* _DESCRIPTION OF THE TASK_: Pull every line that includes the word "JSON" from the data.

──────── MATERIAL PROVIDED

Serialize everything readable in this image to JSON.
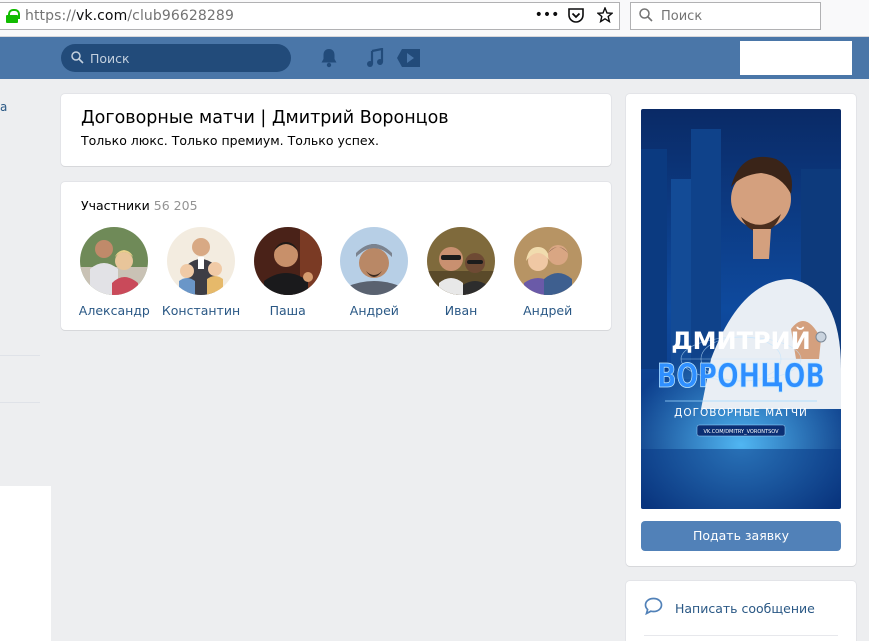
{
  "browser": {
    "url_prefix": "https://",
    "url_domain": "vk.com",
    "url_path": "/club96628289",
    "search_placeholder": "Поиск"
  },
  "header": {
    "search_placeholder": "Поиск",
    "icons": [
      "bell-icon",
      "music-icon",
      "video-icon"
    ]
  },
  "sidebar": {
    "link_fragment": "а"
  },
  "group": {
    "title": "Договорные матчи | Дмитрий Воронцов",
    "status": "Только люкс. Только премиум. Только успех."
  },
  "members": {
    "label": "Участники",
    "count": "56 205",
    "items": [
      {
        "name": "Александр"
      },
      {
        "name": "Константин"
      },
      {
        "name": "Паша"
      },
      {
        "name": "Андрей"
      },
      {
        "name": "Иван"
      },
      {
        "name": "Андрей"
      }
    ]
  },
  "cover": {
    "title_line1": "ДМИТРИЙ",
    "title_line2": "ВОРОНЦОВ",
    "subtitle": "ДОГОВОРНЫЕ МАТЧИ",
    "link": "VK.COM/DMITRY_VORONTSOV"
  },
  "actions": {
    "join_label": "Подать заявку",
    "message_label": "Написать сообщение"
  },
  "colors": {
    "header_bg": "#4a76a8",
    "link": "#2a5885",
    "button": "#5181b8",
    "page_bg": "#edeef0"
  }
}
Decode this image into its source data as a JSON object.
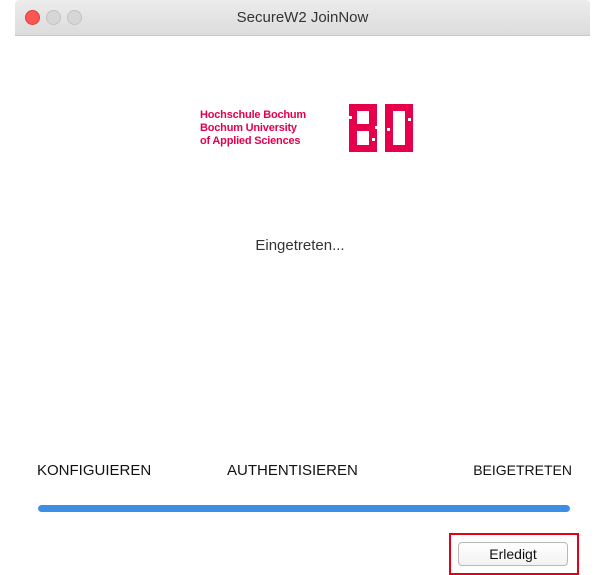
{
  "window": {
    "title": "SecureW2 JoinNow"
  },
  "logo": {
    "lines": [
      "Hochschule Bochum",
      "Bochum University",
      "of Applied Sciences"
    ],
    "mark_text": "BO",
    "color": "#e6004c"
  },
  "status": {
    "text": "Eingetreten..."
  },
  "steps": [
    {
      "label": "KONFIGUIEREN"
    },
    {
      "label": "AUTHENTISIEREN"
    },
    {
      "label": "BEIGETRETEN"
    }
  ],
  "progress": {
    "value": 1.0,
    "color": "#3d8ee5"
  },
  "buttons": {
    "done_label": "Erledigt"
  },
  "colors": {
    "highlight": "#e3001b",
    "close": "#fc5753"
  }
}
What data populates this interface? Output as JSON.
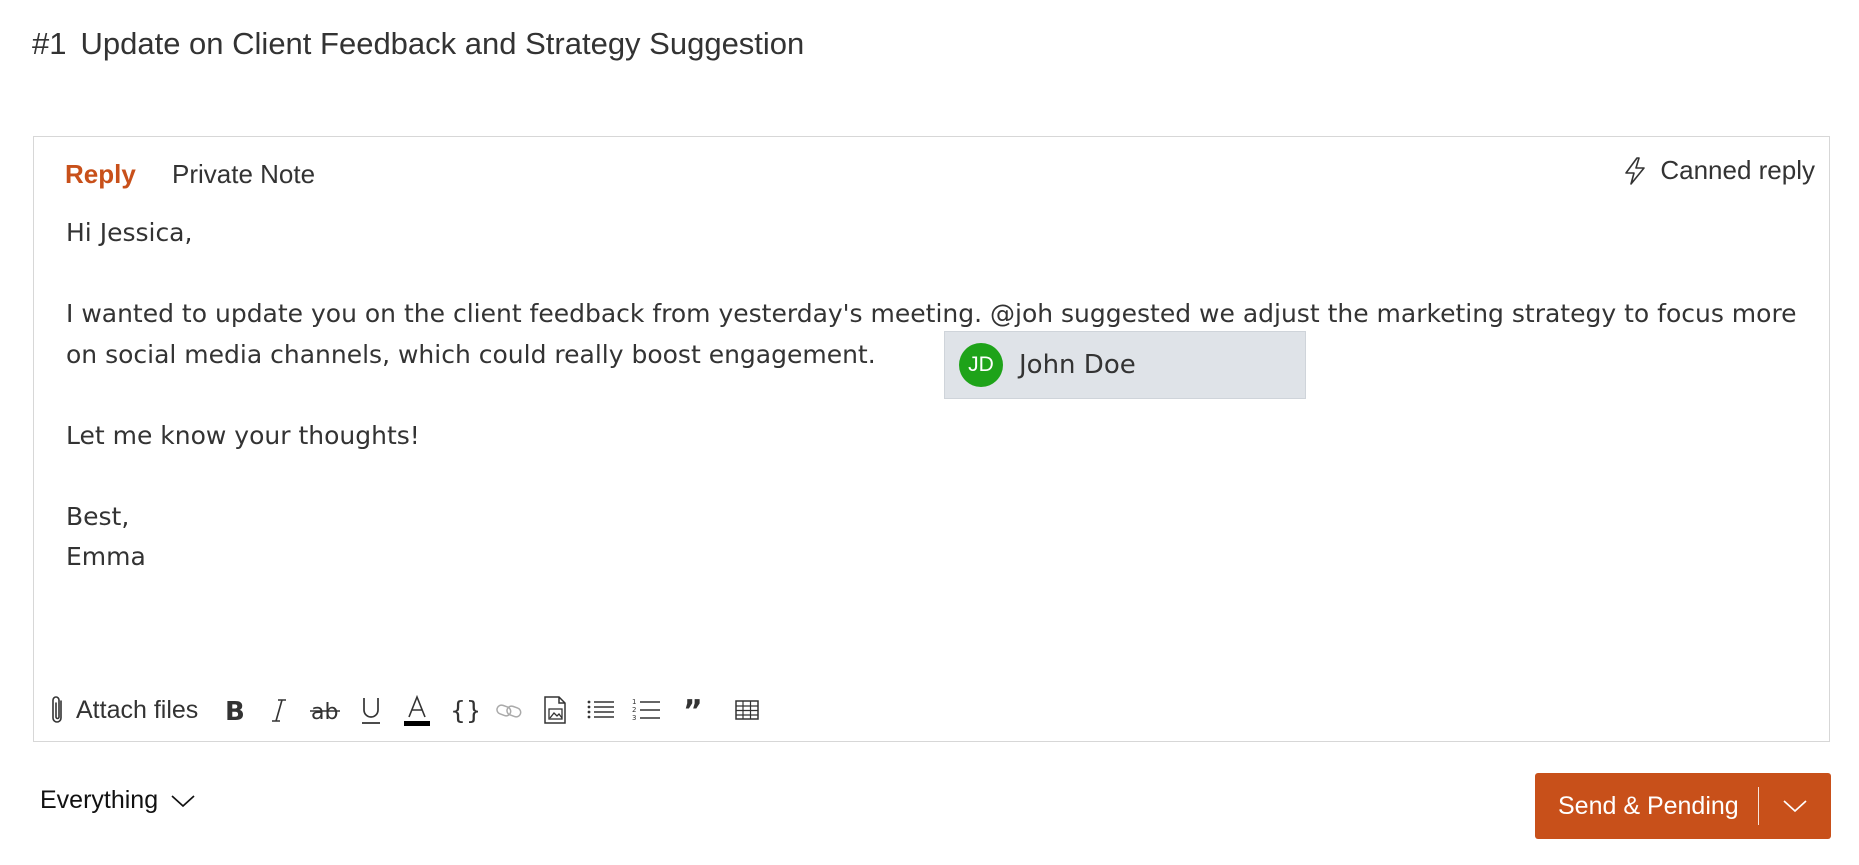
{
  "header": {
    "ticket_number": "#1",
    "title": "Update on Client Feedback and Strategy Suggestion"
  },
  "editor": {
    "tabs": [
      {
        "label": "Reply",
        "active": true
      },
      {
        "label": "Private Note",
        "active": false
      }
    ],
    "canned_reply_label": "Canned reply",
    "body_lines": [
      "Hi Jessica,",
      "",
      "I wanted to update you on the client feedback from yesterday's meeting. @joh suggested we adjust the marketing strategy to focus more on social media channels, which could really boost engagement.",
      "",
      "Let me know your thoughts!",
      "",
      "Best,",
      "Emma"
    ],
    "mention_suggestion": {
      "initials": "JD",
      "name": "John Doe",
      "avatar_color": "#1ea319"
    },
    "toolbar": {
      "attach_label": "Attach files",
      "tools": [
        "bold-icon",
        "italic-icon",
        "strikethrough-icon",
        "underline-icon",
        "text-color-icon",
        "code-braces-icon",
        "link-icon",
        "image-icon",
        "bullet-list-icon",
        "numbered-list-icon",
        "quote-icon",
        "table-icon"
      ]
    }
  },
  "footer": {
    "filter_label": "Everything",
    "send_label": "Send & Pending"
  },
  "colors": {
    "accent": "#c8501a",
    "mention_bg": "#dfe3e8"
  }
}
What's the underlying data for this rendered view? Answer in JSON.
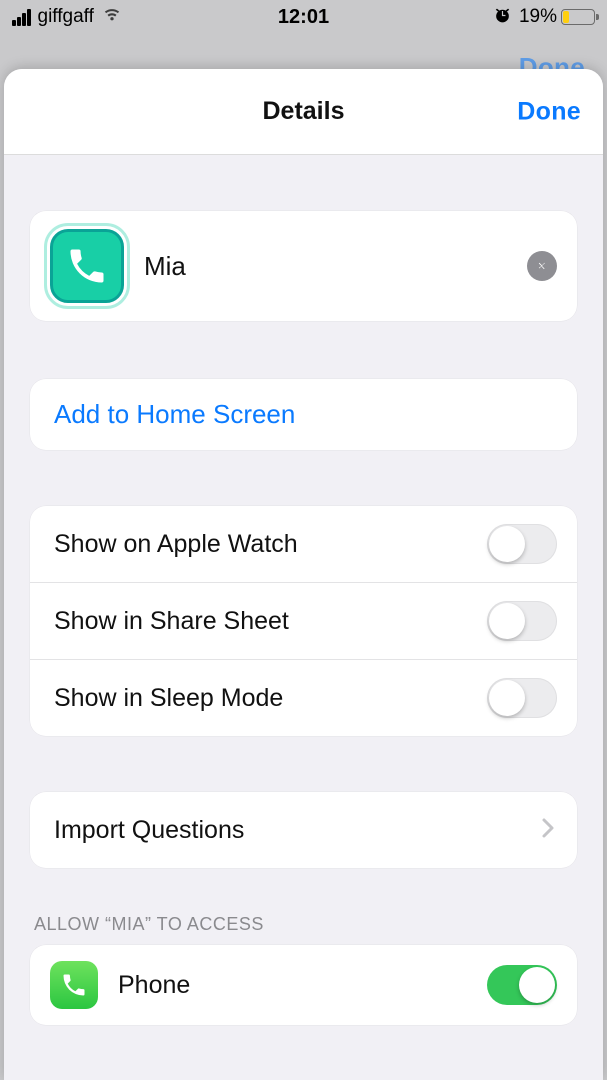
{
  "status_bar": {
    "carrier": "giffgaff",
    "time": "12:01",
    "battery_pct": "19%"
  },
  "ghost_done": "Done",
  "sheet": {
    "title": "Details",
    "done": "Done"
  },
  "shortcut": {
    "name": "Mia"
  },
  "actions": {
    "add_home": "Add to Home Screen",
    "import_questions": "Import Questions"
  },
  "toggles": {
    "apple_watch": {
      "label": "Show on Apple Watch",
      "on": false
    },
    "share_sheet": {
      "label": "Show in Share Sheet",
      "on": false
    },
    "sleep_mode": {
      "label": "Show in Sleep Mode",
      "on": false
    }
  },
  "access": {
    "section_title": "ALLOW “MIA” TO ACCESS",
    "phone": {
      "label": "Phone",
      "on": true
    }
  }
}
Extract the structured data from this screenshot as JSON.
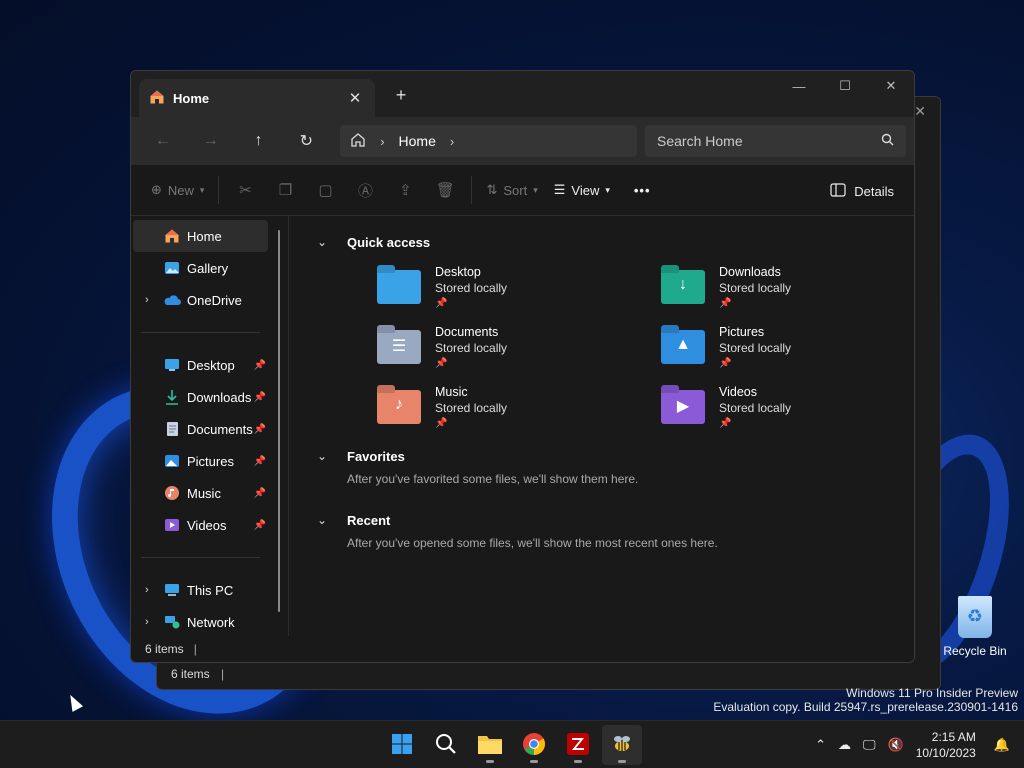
{
  "window": {
    "tab_title": "Home",
    "new_tab": "+",
    "controls": {
      "minimize": "—",
      "maximize": "☐",
      "close": "✕"
    }
  },
  "nav": {
    "breadcrumb": "Home",
    "search_placeholder": "Search Home"
  },
  "toolbar": {
    "new_label": "New",
    "sort_label": "Sort",
    "view_label": "View",
    "more_label": "•••",
    "details_label": "Details"
  },
  "sidebar": {
    "top": [
      {
        "label": "Home",
        "icon": "home-icon",
        "selected": true
      },
      {
        "label": "Gallery",
        "icon": "gallery-icon"
      },
      {
        "label": "OneDrive",
        "icon": "onedrive-icon",
        "expandable": true
      }
    ],
    "pinned": [
      {
        "label": "Desktop",
        "icon": "desktop-icon"
      },
      {
        "label": "Downloads",
        "icon": "downloads-icon"
      },
      {
        "label": "Documents",
        "icon": "documents-icon"
      },
      {
        "label": "Pictures",
        "icon": "pictures-icon"
      },
      {
        "label": "Music",
        "icon": "music-icon"
      },
      {
        "label": "Videos",
        "icon": "videos-icon"
      }
    ],
    "bottom": [
      {
        "label": "This PC",
        "icon": "this-pc-icon"
      },
      {
        "label": "Network",
        "icon": "network-icon"
      }
    ]
  },
  "main": {
    "quick_access_title": "Quick access",
    "quick_access": [
      {
        "name": "Desktop",
        "sub": "Stored locally",
        "color": "#3aa3e8"
      },
      {
        "name": "Downloads",
        "sub": "Stored locally",
        "color": "#1faa8e"
      },
      {
        "name": "Documents",
        "sub": "Stored locally",
        "color": "#9aa9c2"
      },
      {
        "name": "Pictures",
        "sub": "Stored locally",
        "color": "#2f8ee0"
      },
      {
        "name": "Music",
        "sub": "Stored locally",
        "color": "#e8846a"
      },
      {
        "name": "Videos",
        "sub": "Stored locally",
        "color": "#8b5ad6"
      }
    ],
    "favorites_title": "Favorites",
    "favorites_hint": "After you've favorited some files, we'll show them here.",
    "recent_title": "Recent",
    "recent_hint": "After you've opened some files, we'll show the most recent ones here."
  },
  "status": {
    "items": "6 items",
    "bg_items": "6 items"
  },
  "desktop": {
    "recycle_bin": "Recycle Bin",
    "watermark_line1": "Windows 11 Pro Insider Preview",
    "watermark_line2": "Evaluation copy. Build 25947.rs_prerelease.230901-1416"
  },
  "taskbar": {
    "time": "2:15 AM",
    "date": "10/10/2023"
  }
}
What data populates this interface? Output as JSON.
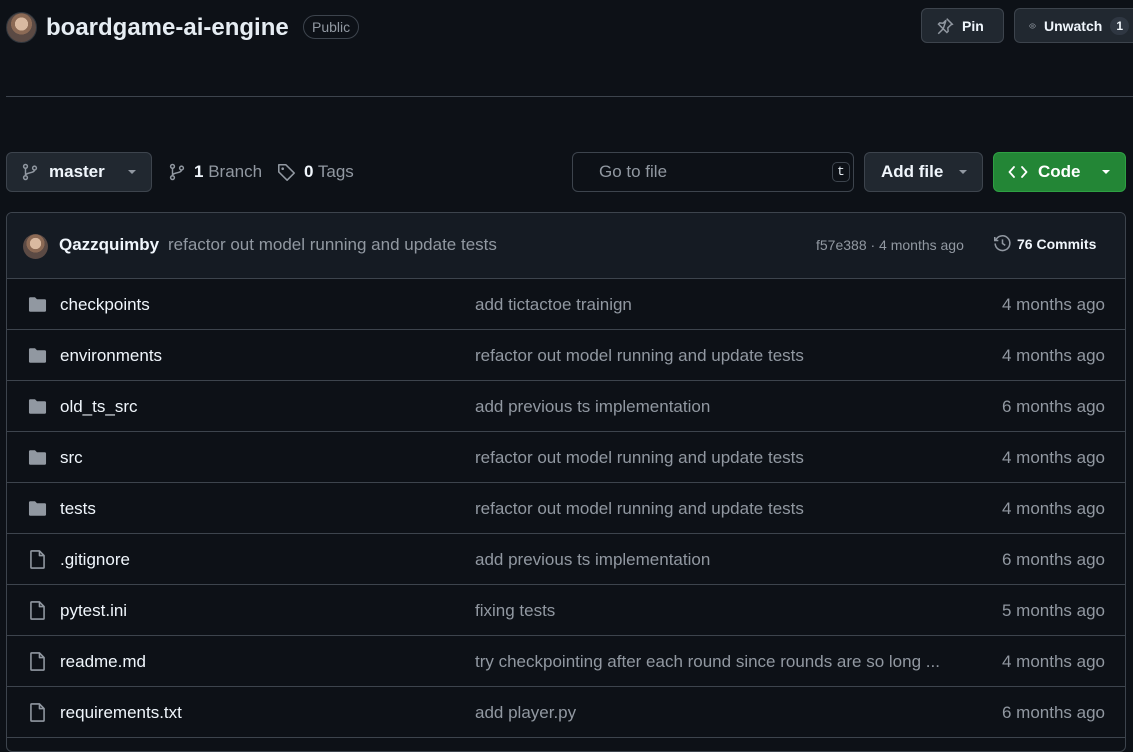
{
  "repo": {
    "name": "boardgame-ai-engine",
    "visibility": "Public"
  },
  "header_actions": {
    "pin_label": "Pin",
    "unwatch_label": "Unwatch",
    "unwatch_count": "1"
  },
  "toolbar": {
    "branch": "master",
    "branch_count": "1",
    "branch_label": "Branch",
    "tag_count": "0",
    "tag_label": "Tags",
    "search_placeholder": "Go to file",
    "search_shortcut": "t",
    "add_file_label": "Add file",
    "code_label": "Code"
  },
  "latest_commit": {
    "author": "Qazzquimby",
    "message": "refactor out model running and update tests",
    "sha_and_time": "f57e388 · 4 months ago",
    "commits_label": "76 Commits"
  },
  "files": [
    {
      "type": "folder",
      "name": "checkpoints",
      "message": "add tictactoe trainign",
      "date": "4 months ago"
    },
    {
      "type": "folder",
      "name": "environments",
      "message": "refactor out model running and update tests",
      "date": "4 months ago"
    },
    {
      "type": "folder",
      "name": "old_ts_src",
      "message": "add previous ts implementation",
      "date": "6 months ago"
    },
    {
      "type": "folder",
      "name": "src",
      "message": "refactor out model running and update tests",
      "date": "4 months ago"
    },
    {
      "type": "folder",
      "name": "tests",
      "message": "refactor out model running and update tests",
      "date": "4 months ago"
    },
    {
      "type": "file",
      "name": ".gitignore",
      "message": "add previous ts implementation",
      "date": "6 months ago"
    },
    {
      "type": "file",
      "name": "pytest.ini",
      "message": "fixing tests",
      "date": "5 months ago"
    },
    {
      "type": "file",
      "name": "readme.md",
      "message": "try checkpointing after each round since rounds are so long ...",
      "date": "4 months ago"
    },
    {
      "type": "file",
      "name": "requirements.txt",
      "message": "add player.py",
      "date": "6 months ago"
    }
  ],
  "colors": {
    "background": "#0d1117",
    "code_button": "#238636",
    "muted_text": "#9198a1"
  }
}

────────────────

* _WRITTEN RESPONSE_:
Serialize everything readable in this image to JSON.
Decode this image into its source data as a JSON object.
What data populates this interface? Output as JSON.
What's the underlying data for this rendered view? Answer in JSON.
Extract the structured data from this screenshot as JSON.
What data populates this interface? Output as JSON.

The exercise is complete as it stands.